Brexit, the process by which the United Kingdom is withdrawing from the European Union, has been a tumultuous and divisive issue since the referendum vote in June 2016. The decision to leave the EU has significant implications for the UK’s domestic and international affairs, as well as for the EU and the global order. As the UK negotiates its future relationship with the EU and charts a course for its post-Brexit future, it faces numerous challenges and uncertainties.
At the heart of the Brexit debate is the question of sovereignty. Proponents of leaving the EU argued that the UK should reclaim its independence and control over its laws, borders, and trade policies. They saw the EU as an undemocratic institution that imposed regulations and decisions on the UK without its consent. Advocates for remaining in the EU argued that the benefits of economic and political integration outweighed any loss of national sovereignty. They saw the EU as a force for peace, prosperity, and cooperation in Europe.
The UK’s Brexit negotiations with the EU have been fraught with difficulties and deadlocks.
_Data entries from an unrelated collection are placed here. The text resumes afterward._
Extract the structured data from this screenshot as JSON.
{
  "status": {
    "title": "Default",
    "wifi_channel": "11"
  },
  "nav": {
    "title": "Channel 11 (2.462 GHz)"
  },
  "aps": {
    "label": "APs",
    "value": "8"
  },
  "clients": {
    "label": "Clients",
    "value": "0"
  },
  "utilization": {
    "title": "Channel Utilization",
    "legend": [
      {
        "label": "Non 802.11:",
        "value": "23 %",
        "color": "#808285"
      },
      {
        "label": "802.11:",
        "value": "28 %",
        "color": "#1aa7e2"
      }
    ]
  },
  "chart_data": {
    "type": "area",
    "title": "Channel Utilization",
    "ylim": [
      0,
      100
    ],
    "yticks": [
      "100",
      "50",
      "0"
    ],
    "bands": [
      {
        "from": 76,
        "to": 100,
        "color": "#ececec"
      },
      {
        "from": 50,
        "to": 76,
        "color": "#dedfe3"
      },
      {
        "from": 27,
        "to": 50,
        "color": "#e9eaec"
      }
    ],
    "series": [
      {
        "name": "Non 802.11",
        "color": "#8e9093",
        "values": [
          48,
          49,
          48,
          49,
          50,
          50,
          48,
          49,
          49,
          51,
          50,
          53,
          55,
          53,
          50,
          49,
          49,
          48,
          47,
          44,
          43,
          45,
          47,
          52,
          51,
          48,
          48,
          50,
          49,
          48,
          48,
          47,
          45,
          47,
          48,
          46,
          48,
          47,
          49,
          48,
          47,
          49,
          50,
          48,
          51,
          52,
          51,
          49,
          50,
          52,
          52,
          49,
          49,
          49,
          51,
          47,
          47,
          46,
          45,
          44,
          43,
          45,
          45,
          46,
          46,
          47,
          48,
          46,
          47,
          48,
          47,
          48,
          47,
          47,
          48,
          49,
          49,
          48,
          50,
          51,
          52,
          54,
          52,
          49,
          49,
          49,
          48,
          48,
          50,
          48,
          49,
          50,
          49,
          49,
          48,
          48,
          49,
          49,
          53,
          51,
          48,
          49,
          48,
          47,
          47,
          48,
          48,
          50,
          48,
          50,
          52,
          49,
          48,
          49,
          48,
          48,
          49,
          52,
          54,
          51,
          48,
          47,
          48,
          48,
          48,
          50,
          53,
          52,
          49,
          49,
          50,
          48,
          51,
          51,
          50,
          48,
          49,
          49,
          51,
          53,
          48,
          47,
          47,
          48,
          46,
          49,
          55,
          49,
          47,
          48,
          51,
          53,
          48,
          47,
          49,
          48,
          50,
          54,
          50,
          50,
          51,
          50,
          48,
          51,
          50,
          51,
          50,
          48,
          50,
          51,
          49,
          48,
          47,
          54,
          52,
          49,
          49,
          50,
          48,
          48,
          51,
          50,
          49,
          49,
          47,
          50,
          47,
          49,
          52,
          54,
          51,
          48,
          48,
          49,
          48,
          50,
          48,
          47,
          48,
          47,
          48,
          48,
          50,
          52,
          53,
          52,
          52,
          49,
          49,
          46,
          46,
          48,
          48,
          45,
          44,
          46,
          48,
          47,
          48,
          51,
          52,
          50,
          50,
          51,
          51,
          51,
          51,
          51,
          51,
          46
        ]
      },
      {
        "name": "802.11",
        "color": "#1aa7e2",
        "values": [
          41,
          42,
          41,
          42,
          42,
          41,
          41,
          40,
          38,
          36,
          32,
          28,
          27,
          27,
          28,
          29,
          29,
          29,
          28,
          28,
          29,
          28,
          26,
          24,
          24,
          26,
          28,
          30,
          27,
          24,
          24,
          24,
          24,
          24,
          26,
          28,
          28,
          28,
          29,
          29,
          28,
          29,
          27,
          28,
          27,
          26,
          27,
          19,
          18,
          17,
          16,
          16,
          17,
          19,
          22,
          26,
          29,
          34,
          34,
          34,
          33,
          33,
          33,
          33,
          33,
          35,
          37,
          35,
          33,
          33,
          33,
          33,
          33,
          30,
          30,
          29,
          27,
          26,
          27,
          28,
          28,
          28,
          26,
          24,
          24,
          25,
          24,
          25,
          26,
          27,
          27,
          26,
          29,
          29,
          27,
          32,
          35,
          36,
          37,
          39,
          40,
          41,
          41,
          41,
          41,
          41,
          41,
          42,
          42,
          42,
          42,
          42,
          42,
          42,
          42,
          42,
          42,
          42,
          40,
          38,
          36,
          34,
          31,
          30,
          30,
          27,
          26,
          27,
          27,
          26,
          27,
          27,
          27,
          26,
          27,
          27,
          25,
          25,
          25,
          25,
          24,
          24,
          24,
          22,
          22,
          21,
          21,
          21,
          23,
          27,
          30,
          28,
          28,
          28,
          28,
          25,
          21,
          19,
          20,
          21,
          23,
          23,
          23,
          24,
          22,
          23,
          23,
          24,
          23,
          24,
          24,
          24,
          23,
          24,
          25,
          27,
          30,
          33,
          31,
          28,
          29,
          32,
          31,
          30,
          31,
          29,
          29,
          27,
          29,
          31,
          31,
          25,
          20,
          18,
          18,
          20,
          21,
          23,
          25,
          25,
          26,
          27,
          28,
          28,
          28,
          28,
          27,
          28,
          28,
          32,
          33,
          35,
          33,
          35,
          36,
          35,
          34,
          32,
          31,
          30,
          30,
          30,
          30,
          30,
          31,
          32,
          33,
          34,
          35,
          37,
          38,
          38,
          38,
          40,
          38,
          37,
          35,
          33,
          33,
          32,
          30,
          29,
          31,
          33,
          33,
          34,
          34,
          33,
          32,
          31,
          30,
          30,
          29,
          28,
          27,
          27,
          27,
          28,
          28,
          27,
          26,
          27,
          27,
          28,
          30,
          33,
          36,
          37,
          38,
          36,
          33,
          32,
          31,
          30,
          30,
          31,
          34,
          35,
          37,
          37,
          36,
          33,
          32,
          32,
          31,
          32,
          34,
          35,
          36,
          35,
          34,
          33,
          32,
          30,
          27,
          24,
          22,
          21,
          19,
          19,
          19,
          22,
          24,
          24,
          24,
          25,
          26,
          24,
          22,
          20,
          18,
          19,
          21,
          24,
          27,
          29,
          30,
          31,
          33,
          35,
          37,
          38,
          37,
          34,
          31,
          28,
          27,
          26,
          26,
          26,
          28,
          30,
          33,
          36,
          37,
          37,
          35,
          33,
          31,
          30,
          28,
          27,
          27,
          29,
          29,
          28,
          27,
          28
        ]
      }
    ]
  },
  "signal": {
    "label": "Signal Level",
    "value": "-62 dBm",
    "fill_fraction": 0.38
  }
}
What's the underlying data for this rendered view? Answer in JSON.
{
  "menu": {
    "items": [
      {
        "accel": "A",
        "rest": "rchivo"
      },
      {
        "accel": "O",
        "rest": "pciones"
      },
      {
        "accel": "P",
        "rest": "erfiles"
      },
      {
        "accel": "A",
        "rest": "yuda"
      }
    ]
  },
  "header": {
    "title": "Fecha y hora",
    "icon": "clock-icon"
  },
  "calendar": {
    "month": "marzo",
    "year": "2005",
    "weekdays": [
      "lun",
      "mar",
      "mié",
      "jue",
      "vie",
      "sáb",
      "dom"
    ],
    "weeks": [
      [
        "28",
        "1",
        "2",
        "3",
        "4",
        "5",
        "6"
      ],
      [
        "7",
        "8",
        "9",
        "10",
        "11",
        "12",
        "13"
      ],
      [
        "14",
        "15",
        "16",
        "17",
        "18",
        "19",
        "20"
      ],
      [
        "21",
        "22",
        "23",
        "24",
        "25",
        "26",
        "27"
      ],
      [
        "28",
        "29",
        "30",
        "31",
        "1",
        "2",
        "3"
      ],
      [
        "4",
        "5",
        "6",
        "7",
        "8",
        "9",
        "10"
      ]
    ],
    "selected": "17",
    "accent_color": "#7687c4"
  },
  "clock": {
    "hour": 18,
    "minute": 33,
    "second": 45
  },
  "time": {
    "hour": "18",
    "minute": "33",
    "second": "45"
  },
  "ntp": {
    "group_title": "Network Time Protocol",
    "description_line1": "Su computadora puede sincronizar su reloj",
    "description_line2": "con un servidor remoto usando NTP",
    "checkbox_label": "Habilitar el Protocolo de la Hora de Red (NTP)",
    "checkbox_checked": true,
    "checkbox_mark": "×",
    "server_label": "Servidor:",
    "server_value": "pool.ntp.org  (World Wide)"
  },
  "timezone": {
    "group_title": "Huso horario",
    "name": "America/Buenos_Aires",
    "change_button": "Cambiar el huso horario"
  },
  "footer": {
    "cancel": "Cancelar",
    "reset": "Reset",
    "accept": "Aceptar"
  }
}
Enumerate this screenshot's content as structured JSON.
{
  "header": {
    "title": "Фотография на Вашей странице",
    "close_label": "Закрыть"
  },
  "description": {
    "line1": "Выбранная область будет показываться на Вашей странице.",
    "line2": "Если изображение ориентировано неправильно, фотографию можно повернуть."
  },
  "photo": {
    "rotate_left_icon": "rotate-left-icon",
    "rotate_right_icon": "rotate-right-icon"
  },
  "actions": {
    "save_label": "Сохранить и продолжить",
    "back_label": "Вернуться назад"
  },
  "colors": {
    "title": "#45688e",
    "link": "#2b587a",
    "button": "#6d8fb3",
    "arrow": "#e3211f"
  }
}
The main sticking points have been the future of the border between Northern Ireland (part of the UK) and the Republic of Ireland (an EU member state), the terms of trade between the UK and the EU, and the role of EU institutions in enforcing the agreement. The UK government and EU negotiators have engaged in a protracted and often acrimonious process of bargaining, with little progress to show for it.
The uncertainty surrounding Brexit has had significant economic and political consequences for the UK and the EU. The value of the pound has fluctuated, affecting trade and investment. British businesses have faced uncertainty about their ability to access EU markets and talent. EU citizens living in the UK and UK citizens living in the EU have faced uncertainty about their status and rights. The political instability caused by Brexit has led to changes in leadership and party allegiances, adding to the polarization and volatility of UK politics.
Looking beyond Brexit, the UK faces a range of challenges and opportunities in a changing world. The rise of China and other emerging powers, shifting geopolitical alliances, and technological disruptions are all reshaping the global order. The UK will need to navigate these changes while maintaining its alliances and partnerships, promoting its interests, and adapting to new economic and security challenges.
One possible strategy for the UK is to pursue a “global Britain” approach, seeking to expand its relationships with non-EU countries and regions and take advantage of new opportunities for trade, investment, and diplomacy. The UK could also focus on strengthening its domestic institutions and industries, investing in education and training, and promoting innovation and research. Another option is for the UK to forge closer ties with EU member states and other European countries, recognizing the importance of geography, history, and shared values in shaping its destiny.
Whatever path the UK chooses, it will need to balance its aspirations and interests with the realities of a rapidly changing world. Brexit has forced the UK to confront some fundamental questions about its role and identity in Europe and the world. The choices it makes in the coming years will have far-reaching consequences for the UK, the EU, and the global community.